**WORK TO BE COMPLETED:**
Before you return the entries below, strip out the pictures and keep all else exact.

Source records:
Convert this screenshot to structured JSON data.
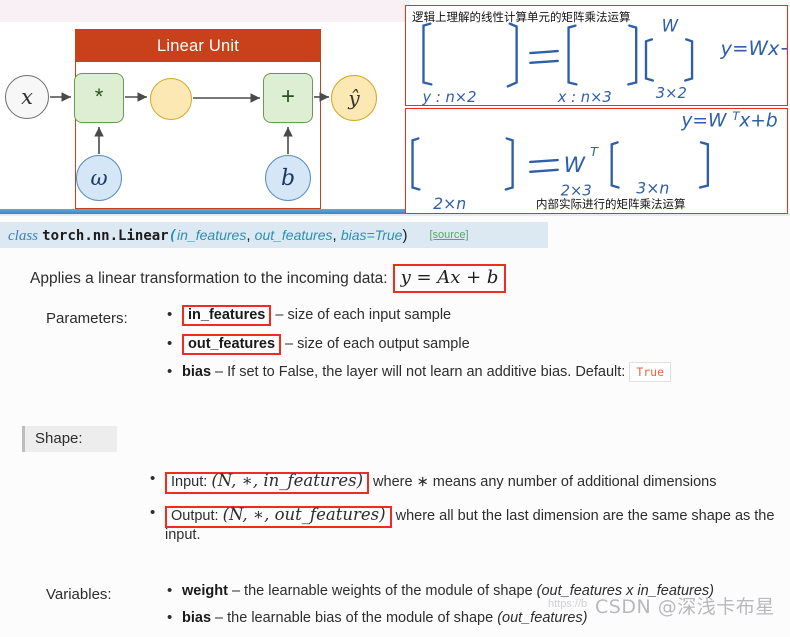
{
  "diagram": {
    "title": "Linear Unit",
    "nodes": {
      "input": "𝑥",
      "multiply": "*",
      "intermediate": "",
      "add": "+",
      "output": "ŷ",
      "weight": "ω",
      "bias": "b"
    }
  },
  "annotations": {
    "top": {
      "caption": "逻辑上理解的线性计算单元的矩阵乘法运算",
      "equation": "y = Wx + b",
      "w_label": "W",
      "lhs_label": "y : n×2",
      "x_label": "x : n×3",
      "w_dim_label": "3×2",
      "equals": "="
    },
    "bottom": {
      "caption": "内部实际进行的矩阵乘法运算",
      "equation": "y = WᵀX + b",
      "lhs_label": "2×n",
      "wt_label": "Wᵀ",
      "wt_dim_label": "2×3",
      "x_dim_label": "3×n",
      "equals": "="
    }
  },
  "doc": {
    "signature": {
      "class_keyword": "class",
      "qualified_name": "torch.nn.Linear",
      "open_paren": "(",
      "params": [
        "in_features",
        "out_features",
        "bias=True"
      ],
      "close_paren": ")",
      "source_link": "[source]"
    },
    "description": {
      "text": "Applies a linear transformation to the incoming data:",
      "formula": "y = Ax + b"
    },
    "parameters_label": "Parameters:",
    "parameters": [
      {
        "name": "in_features",
        "highlighted": true,
        "desc": " – size of each input sample"
      },
      {
        "name": "out_features",
        "highlighted": true,
        "desc": " – size of each output sample"
      },
      {
        "name": "bias",
        "highlighted": false,
        "desc": " – If set to False, the layer will not learn an additive bias. Default: ",
        "badge": "True"
      }
    ],
    "shape_label": "Shape:",
    "shapes": [
      {
        "prefix": "Input: ",
        "formula": "(N, ∗, in_features)",
        "suffix": " where ∗ means any number of additional dimensions"
      },
      {
        "prefix": "Output: ",
        "formula": "(N, ∗, out_features)",
        "suffix": " where all but the last dimension are the same shape as the input."
      }
    ],
    "variables_label": "Variables:",
    "variables": [
      {
        "name": "weight",
        "desc": " – the learnable weights of the module of shape ",
        "shape": "(out_features x in_features)"
      },
      {
        "name": "bias",
        "desc": " – the learnable bias of the module of shape ",
        "shape": "(out_features)"
      }
    ]
  },
  "watermark": {
    "text": "CSDN @深浅卡布星",
    "url": "https://b"
  },
  "colors": {
    "header_red": "#c9411a",
    "highlight_red": "#f02b20",
    "green_box": "#ddeed3",
    "blue_node": "#d5e6f7",
    "yellow_node": "#fce8b2",
    "sig_bar": "#dce9f3",
    "ink_blue": "#2f5fa8"
  }
}
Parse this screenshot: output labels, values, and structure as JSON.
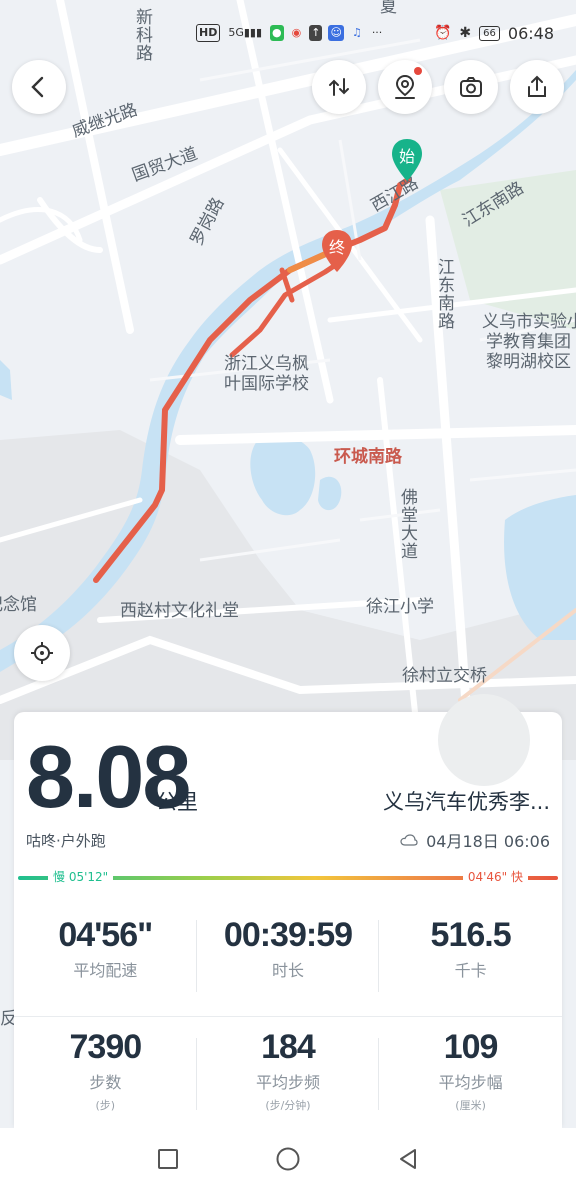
{
  "status_bar": {
    "time": "06:48",
    "battery": "66",
    "icons": [
      "hd-icon",
      "signal-5g-icon",
      "wechat-icon",
      "weibo-icon",
      "upload-icon",
      "chat-icon",
      "music-icon",
      "more-icon",
      "alarm-icon",
      "bluetooth-icon"
    ]
  },
  "map": {
    "labels": {
      "xinke_road": "新科路",
      "weiji_road": "威继光路",
      "guomao_avenue": "国贸大道",
      "luogang_road": "罗岗路",
      "xijiang_road": "西江路",
      "jiangdong_south_road_1": "江东南路",
      "jiangdong_south_road_2": "江东南路",
      "school_exp": "义乌市实验小学教育集团黎明湖校区",
      "school_exp_line1": "义乌市实验小",
      "school_exp_line2": "学教育集团",
      "school_exp_line3": "黎明湖校区",
      "maple_line1": "浙江义乌枫",
      "maple_line2": "叶国际学校",
      "ring_south_road": "环城南路",
      "fotang_avenue": "佛堂大道",
      "memorial_hall": "纪念馆",
      "xizhao_hall": "西赵村文化礼堂",
      "xujiang_school": "徐江小学",
      "xucun_interchange": "徐村立交桥",
      "xia_partial": "夏",
      "fan_partial": "反"
    },
    "markers": {
      "start": "始",
      "end": "终"
    },
    "route_color": "#e5604a",
    "river_color": "#c7e2f4"
  },
  "summary": {
    "distance": "8.08",
    "distance_unit": "公里",
    "route_name": "义乌汽车优秀李...",
    "activity_type": "咕咚·户外跑",
    "datetime": "04月18日 06:06",
    "pace_slow": "慢 05'12\"",
    "pace_fast": "04'46\" 快"
  },
  "stats": [
    {
      "value": "04'56\"",
      "label": "平均配速",
      "sub": ""
    },
    {
      "value": "00:39:59",
      "label": "时长",
      "sub": ""
    },
    {
      "value": "516.5",
      "label": "千卡",
      "sub": ""
    },
    {
      "value": "7390",
      "label": "步数",
      "sub": "(步)"
    },
    {
      "value": "184",
      "label": "平均步频",
      "sub": "(步/分钟)"
    },
    {
      "value": "109",
      "label": "平均步幅",
      "sub": "(厘米)"
    }
  ]
}
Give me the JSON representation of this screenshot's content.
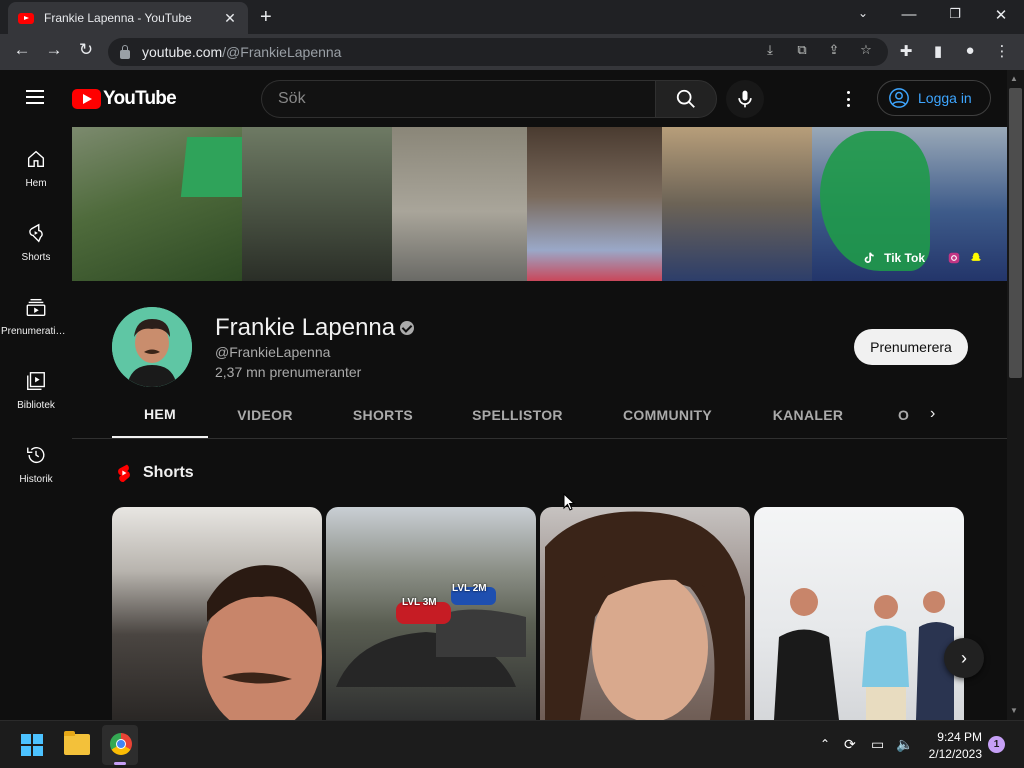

**THE ANSWER:**
Convert this screenshot to structured JSON data.
{
  "diagram": {
    "title": "Linear Unit",
    "nodes": {
      "input": "𝑥",
      "multiply": "*",
      "intermediate": "",
      "add": "+",
      "output": "ŷ",
      "weight": "ω",
      "bias": "b"
    }
  },
  "annotations": {
    "top": {
      "caption": "逻辑上理解的线性计算单元的矩阵乘法运算",
      "equation": "y = Wx + b",
      "w_label": "W",
      "lhs_label": "y : n×2",
      "x_label": "x : n×3",
      "w_dim_label": "3×2",
      "equals": "="
    },
    "bottom": {
      "caption": "内部实际进行的矩阵乘法运算",
      "equation": "y = WᵀX + b",
      "lhs_label": "2×n",
      "wt_label": "Wᵀ",
      "wt_dim_label": "2×3",
      "x_dim_label": "3×n",
      "equals": "="
    }
  },
  "doc": {
    "signature": {
      "class_keyword": "class",
      "qualified_name": "torch.nn.Linear",
      "open_paren": "(",
      "params": [
        "in_features",
        "out_features",
        "bias=True"
      ],
      "close_paren": ")",
      "source_link": "[source]"
    },
    "description": {
      "text": "Applies a linear transformation to the incoming data:",
      "formula": "y = Ax + b"
    },
    "parameters_label": "Parameters:",
    "parameters": [
      {
        "name": "in_features",
        "highlighted": true,
        "desc": " – size of each input sample"
      },
      {
        "name": "out_features",
        "highlighted": true,
        "desc": " – size of each output sample"
      },
      {
        "name": "bias",
        "highlighted": false,
        "desc": " – If set to False, the layer will not learn an additive bias. Default: ",
        "badge": "True"
      }
    ],
    "shape_label": "Shape:",
    "shapes": [
      {
        "prefix": "Input: ",
        "formula": "(N, ∗, in_features)",
        "suffix": " where ∗ means any number of additional dimensions"
      },
      {
        "prefix": "Output: ",
        "formula": "(N, ∗, out_features)",
        "suffix": " where all but the last dimension are the same shape as the input."
      }
    ],
    "variables_label": "Variables:",
    "variables": [
      {
        "name": "weight",
        "desc": " – the learnable weights of the module of shape ",
        "shape": "(out_features x in_features)"
      },
      {
        "name": "bias",
        "desc": " – the learnable bias of the module of shape ",
        "shape": "(out_features)"
      }
    ]
  },
  "watermark": {
    "text": "CSDN @深浅卡布星",
    "url": "https://b"
  },
  "colors": {
    "header_red": "#c9411a",
    "highlight_red": "#f02b20",
    "green_box": "#ddeed3",
    "blue_node": "#d5e6f7",
    "yellow_node": "#fce8b2",
    "sig_bar": "#dce9f3",
    "ink_blue": "#2f5fa8"
  }
}
Parse this screenshot: output labels, values, and structure as JSON.
{
  "status_bar": {
    "time": "06:48",
    "battery": "66",
    "icons": [
      "hd-icon",
      "signal-5g-icon",
      "wechat-icon",
      "weibo-icon",
      "upload-icon",
      "chat-icon",
      "music-icon",
      "more-icon",
      "alarm-icon",
      "bluetooth-icon"
    ]
  },
  "map": {
    "labels": {
      "xinke_road": "新科路",
      "weiji_road": "威继光路",
      "guomao_avenue": "国贸大道",
      "luogang_road": "罗岗路",
      "xijiang_road": "西江路",
      "jiangdong_south_road_1": "江东南路",
      "jiangdong_south_road_2": "江东南路",
      "school_exp": "义乌市实验小学教育集团黎明湖校区",
      "school_exp_line1": "义乌市实验小",
      "school_exp_line2": "学教育集团",
      "school_exp_line3": "黎明湖校区",
      "maple_line1": "浙江义乌枫",
      "maple_line2": "叶国际学校",
      "ring_south_road": "环城南路",
      "fotang_avenue": "佛堂大道",
      "memorial_hall": "纪念馆",
      "xizhao_hall": "西赵村文化礼堂",
      "xujiang_school": "徐江小学",
      "xucun_interchange": "徐村立交桥",
      "xia_partial": "夏",
      "fan_partial": "反"
    },
    "markers": {
      "start": "始",
      "end": "终"
    },
    "route_color": "#e5604a",
    "river_color": "#c7e2f4"
  },
  "summary": {
    "distance": "8.08",
    "distance_unit": "公里",
    "route_name": "义乌汽车优秀李...",
    "activity_type": "咕咚·户外跑",
    "datetime": "04月18日 06:06",
    "pace_slow": "慢 05'12\"",
    "pace_fast": "04'46\" 快"
  },
  "stats": [
    {
      "value": "04'56\"",
      "label": "平均配速",
      "sub": ""
    },
    {
      "value": "00:39:59",
      "label": "时长",
      "sub": ""
    },
    {
      "value": "516.5",
      "label": "千卡",
      "sub": ""
    },
    {
      "value": "7390",
      "label": "步数",
      "sub": "(步)"
    },
    {
      "value": "184",
      "label": "平均步频",
      "sub": "(步/分钟)"
    },
    {
      "value": "109",
      "label": "平均步幅",
      "sub": "(厘米)"
    }
  ]
}
Give me the JSON representation of this screenshot's content.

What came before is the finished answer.